LOS ANGELES — Turkeys: Main course or animal companion?
OK, so it isn’t even close. According to the industry group National Turkey Federation, more than 46 million of the big birds will be served as Thanksgiving dinner this year. Just a few hundred will get to experience the holiday as a pet, said turkey rescue Farm Sanctuary.
“I believe they make amazing companions, but they are different than cats or dogs,” said Susie Coston of Watkins Glen, N.Y. For one thing, turkeys get too hot and are too messy to come indoors, said Coston, the national shelter director for the Farm Sanctuary.
Taking the large bird on as a companion requires more responsibilities than owning a dog or a cat, experts say. “If people are adopting domesticated turkeys, they should be aware that it’s not a simple endeavor and would take a considerable amount of work,” said NTF spokeswoman Kimmon Williams.
“Turkeys as pets is a complicated question,” she added.
Like other animals that serve as companions to humans, turkeys come in different breeds, with some weighing as much as 60 pounds, Williams said. Every turkey has its own personality — and some can be aggressive, she said.
Most pet turkey owners agree the birds aren’t the kind of pets that can be walked on a leash or dressed for the Christmas family photo.
“Turkeys are inherently nervous and do not tend to be warm and cuddly. Turkeys also need plenty of space to run around in and be fed the appropriate diet,” Williams noted.
Still, Karen Oeh, who will be getting four pet turkeys just before Thanksgiving, said she preferred them over dogs.

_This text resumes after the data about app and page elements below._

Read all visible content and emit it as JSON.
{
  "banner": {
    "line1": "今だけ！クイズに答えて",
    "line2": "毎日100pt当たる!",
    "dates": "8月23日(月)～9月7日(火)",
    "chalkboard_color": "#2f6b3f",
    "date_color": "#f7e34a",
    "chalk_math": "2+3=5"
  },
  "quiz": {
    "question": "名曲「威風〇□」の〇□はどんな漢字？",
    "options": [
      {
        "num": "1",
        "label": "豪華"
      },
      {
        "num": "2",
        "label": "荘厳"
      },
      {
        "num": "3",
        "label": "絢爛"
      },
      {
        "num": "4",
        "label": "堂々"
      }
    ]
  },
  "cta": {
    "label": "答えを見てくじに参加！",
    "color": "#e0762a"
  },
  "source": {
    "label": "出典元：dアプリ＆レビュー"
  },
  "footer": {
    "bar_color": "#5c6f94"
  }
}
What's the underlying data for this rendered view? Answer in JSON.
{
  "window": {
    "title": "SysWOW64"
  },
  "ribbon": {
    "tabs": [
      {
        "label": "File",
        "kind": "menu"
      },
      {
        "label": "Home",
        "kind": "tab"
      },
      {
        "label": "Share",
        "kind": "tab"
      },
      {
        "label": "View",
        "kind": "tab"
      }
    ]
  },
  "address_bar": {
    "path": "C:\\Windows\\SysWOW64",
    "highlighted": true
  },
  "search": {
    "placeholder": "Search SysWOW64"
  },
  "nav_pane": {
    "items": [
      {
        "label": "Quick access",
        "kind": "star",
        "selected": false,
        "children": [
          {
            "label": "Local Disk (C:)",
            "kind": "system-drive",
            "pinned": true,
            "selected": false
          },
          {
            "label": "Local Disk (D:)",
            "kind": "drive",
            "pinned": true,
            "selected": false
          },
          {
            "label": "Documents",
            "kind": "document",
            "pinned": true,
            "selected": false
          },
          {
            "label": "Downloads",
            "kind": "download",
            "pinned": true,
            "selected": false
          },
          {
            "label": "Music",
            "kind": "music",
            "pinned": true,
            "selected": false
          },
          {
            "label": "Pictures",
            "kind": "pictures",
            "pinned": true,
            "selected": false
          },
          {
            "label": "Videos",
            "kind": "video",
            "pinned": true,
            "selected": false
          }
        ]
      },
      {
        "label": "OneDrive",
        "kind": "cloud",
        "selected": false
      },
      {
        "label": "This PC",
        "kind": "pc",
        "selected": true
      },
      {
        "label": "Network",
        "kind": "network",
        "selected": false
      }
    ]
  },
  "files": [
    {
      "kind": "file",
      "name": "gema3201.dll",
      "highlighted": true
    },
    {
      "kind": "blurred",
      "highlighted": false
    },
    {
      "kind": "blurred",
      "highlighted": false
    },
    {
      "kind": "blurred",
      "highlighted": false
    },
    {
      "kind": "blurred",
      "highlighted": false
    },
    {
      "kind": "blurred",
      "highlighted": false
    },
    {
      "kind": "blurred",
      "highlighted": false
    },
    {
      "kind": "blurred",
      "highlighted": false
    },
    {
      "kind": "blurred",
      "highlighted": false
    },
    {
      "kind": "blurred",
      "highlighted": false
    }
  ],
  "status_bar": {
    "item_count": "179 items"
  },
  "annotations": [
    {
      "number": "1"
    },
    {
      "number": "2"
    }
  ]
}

“Dogs are needy to me. They need affection, attention, security, they always need you to do something for them. With the turkeys, I don’t feel guilty because I didn’t take them to the park and throw the Frisbee,” said the Ben Lomond, Calif., resident.